-- Excerpted data follows --

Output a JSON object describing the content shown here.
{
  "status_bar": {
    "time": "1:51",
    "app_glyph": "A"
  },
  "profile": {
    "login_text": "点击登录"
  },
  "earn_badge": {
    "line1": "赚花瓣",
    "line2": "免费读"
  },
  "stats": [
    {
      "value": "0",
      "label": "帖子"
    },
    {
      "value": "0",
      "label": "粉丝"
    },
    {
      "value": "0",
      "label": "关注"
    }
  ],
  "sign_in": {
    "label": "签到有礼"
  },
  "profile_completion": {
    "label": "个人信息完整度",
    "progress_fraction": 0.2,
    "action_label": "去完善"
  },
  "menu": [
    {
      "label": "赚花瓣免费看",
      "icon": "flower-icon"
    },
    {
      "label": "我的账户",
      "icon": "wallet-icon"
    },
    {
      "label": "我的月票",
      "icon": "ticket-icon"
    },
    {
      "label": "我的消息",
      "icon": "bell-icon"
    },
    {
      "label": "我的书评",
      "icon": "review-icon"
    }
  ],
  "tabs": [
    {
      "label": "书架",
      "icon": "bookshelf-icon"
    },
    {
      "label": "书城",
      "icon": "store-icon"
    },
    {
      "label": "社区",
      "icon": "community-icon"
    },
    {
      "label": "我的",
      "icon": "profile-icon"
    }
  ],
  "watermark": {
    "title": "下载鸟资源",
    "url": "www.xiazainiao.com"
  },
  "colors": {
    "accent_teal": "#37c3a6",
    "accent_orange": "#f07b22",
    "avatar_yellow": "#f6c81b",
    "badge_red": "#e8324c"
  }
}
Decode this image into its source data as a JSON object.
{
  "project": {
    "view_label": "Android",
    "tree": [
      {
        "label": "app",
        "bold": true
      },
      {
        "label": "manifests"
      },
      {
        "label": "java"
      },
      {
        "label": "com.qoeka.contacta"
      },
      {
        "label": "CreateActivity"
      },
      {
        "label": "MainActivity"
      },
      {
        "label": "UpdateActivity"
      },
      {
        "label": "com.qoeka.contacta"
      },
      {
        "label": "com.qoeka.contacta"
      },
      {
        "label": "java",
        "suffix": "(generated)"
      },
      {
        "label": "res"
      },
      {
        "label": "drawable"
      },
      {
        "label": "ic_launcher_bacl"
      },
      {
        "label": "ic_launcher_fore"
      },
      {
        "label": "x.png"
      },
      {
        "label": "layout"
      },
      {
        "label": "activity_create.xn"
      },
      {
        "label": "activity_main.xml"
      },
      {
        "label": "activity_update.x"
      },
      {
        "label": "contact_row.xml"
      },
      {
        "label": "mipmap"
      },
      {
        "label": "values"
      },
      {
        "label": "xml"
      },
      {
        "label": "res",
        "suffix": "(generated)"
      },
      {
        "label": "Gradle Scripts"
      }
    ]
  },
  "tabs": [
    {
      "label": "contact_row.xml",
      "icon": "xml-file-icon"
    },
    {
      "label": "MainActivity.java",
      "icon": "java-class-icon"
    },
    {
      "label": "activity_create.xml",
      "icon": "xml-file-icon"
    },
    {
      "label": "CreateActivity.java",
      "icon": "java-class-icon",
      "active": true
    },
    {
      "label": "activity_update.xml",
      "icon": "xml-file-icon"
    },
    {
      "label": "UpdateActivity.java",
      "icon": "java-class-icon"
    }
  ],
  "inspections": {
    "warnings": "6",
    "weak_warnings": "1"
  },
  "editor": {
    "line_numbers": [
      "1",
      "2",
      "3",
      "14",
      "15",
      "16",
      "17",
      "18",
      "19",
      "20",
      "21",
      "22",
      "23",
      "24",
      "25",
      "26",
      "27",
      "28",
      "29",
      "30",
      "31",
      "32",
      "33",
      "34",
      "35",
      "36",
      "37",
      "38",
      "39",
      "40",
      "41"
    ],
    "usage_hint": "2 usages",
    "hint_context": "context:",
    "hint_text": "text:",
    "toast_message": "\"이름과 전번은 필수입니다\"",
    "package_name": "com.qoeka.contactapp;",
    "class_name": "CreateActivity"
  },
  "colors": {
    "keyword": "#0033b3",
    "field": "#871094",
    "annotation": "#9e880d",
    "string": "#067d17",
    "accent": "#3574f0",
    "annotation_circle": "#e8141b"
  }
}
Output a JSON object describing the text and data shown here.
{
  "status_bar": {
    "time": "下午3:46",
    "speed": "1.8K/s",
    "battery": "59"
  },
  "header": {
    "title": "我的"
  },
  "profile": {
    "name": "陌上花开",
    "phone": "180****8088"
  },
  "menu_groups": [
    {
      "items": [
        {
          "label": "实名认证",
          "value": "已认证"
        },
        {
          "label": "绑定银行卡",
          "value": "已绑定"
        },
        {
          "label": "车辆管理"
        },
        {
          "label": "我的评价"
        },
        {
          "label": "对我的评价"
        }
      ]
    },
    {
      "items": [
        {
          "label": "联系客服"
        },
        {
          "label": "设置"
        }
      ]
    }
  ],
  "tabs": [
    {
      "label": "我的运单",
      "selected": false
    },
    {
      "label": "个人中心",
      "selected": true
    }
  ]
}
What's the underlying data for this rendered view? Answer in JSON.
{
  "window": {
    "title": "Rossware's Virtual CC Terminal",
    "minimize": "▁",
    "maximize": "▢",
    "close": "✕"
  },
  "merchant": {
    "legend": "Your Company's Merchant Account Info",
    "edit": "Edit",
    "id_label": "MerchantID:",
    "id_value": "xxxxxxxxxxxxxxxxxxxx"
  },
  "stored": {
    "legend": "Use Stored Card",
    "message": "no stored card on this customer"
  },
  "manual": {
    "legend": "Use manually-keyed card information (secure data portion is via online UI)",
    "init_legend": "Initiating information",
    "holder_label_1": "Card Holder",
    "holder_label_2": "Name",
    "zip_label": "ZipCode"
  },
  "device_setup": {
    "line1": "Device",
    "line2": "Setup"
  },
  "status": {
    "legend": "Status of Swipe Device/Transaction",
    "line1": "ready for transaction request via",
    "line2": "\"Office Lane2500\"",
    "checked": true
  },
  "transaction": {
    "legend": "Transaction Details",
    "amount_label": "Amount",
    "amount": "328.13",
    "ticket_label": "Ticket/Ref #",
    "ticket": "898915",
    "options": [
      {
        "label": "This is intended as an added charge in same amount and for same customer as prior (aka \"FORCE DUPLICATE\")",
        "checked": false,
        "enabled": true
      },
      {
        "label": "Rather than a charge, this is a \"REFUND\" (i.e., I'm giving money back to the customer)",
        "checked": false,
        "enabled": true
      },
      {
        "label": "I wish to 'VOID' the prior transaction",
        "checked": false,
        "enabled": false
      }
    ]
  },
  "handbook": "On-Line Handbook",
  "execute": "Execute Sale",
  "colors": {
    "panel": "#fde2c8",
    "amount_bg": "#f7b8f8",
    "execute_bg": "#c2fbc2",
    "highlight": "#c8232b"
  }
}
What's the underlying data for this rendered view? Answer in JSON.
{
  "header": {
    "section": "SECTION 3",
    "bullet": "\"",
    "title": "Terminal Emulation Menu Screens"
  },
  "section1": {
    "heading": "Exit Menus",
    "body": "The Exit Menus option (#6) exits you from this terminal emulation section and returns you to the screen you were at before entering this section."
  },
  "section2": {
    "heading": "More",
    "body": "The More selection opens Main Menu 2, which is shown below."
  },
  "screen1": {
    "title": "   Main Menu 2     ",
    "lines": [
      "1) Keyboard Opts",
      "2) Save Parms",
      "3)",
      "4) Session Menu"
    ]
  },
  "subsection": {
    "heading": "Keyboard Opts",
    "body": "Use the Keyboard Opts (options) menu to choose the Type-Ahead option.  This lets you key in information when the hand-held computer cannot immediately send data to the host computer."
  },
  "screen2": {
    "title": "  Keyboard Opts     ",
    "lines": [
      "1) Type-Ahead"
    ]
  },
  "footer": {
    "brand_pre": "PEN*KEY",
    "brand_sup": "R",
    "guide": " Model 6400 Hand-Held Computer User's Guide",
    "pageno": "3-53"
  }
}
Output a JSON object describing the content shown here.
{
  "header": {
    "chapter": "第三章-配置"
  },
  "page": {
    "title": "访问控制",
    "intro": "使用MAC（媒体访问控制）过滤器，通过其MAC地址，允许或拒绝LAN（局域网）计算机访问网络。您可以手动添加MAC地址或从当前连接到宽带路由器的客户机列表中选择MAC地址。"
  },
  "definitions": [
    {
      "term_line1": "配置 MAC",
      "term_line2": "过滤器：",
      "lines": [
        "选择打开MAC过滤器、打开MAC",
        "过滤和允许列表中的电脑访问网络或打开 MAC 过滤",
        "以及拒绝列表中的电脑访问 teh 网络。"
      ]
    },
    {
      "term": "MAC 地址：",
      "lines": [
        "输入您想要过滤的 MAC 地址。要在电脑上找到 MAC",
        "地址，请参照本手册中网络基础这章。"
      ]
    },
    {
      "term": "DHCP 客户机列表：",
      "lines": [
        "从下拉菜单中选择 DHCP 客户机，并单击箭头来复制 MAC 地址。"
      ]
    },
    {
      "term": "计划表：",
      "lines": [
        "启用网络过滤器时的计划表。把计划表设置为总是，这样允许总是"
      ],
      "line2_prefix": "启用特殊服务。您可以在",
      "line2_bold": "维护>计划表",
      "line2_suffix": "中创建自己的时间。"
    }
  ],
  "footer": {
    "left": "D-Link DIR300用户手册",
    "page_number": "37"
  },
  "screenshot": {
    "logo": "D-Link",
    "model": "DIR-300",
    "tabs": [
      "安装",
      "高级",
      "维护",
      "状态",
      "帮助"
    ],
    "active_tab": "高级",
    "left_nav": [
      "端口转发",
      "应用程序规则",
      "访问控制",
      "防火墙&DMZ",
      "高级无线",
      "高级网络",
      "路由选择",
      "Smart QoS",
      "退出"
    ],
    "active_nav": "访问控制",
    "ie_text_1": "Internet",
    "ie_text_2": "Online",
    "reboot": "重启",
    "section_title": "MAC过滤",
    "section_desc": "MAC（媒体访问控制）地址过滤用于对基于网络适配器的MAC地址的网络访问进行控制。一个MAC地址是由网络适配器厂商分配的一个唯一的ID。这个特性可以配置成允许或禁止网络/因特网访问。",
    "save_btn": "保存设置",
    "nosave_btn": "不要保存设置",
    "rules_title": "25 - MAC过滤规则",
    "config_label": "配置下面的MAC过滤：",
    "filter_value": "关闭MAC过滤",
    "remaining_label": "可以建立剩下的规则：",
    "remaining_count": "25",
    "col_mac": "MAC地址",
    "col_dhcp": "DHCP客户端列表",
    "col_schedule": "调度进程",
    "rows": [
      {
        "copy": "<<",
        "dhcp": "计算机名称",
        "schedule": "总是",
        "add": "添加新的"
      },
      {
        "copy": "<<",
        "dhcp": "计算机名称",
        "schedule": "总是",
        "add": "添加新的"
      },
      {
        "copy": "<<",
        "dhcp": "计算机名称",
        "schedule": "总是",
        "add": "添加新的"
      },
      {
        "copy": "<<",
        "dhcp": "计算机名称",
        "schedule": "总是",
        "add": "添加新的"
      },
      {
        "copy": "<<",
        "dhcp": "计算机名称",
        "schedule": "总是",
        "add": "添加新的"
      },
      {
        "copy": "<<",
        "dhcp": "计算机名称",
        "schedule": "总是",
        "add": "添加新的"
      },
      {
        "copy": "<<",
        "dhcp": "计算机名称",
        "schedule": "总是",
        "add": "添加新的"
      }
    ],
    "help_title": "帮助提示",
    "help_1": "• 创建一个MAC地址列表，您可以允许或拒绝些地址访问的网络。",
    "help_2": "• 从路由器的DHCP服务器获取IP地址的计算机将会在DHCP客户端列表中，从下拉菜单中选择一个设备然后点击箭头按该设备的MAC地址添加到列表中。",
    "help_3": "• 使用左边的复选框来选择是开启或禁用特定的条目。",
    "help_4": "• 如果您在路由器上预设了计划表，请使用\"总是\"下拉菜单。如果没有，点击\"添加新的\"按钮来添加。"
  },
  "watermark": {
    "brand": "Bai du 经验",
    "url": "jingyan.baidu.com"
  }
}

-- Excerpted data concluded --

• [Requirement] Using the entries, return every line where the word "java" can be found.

• [Task output]
        "label": "java"
        "label": "java",
      "label": "MainActivity.java",
      "icon": "java-class-icon"
      "label": "CreateActivity.java",
      "icon": "java-class-icon",
      "label": "UpdateActivity.java",
      "icon": "java-class-icon"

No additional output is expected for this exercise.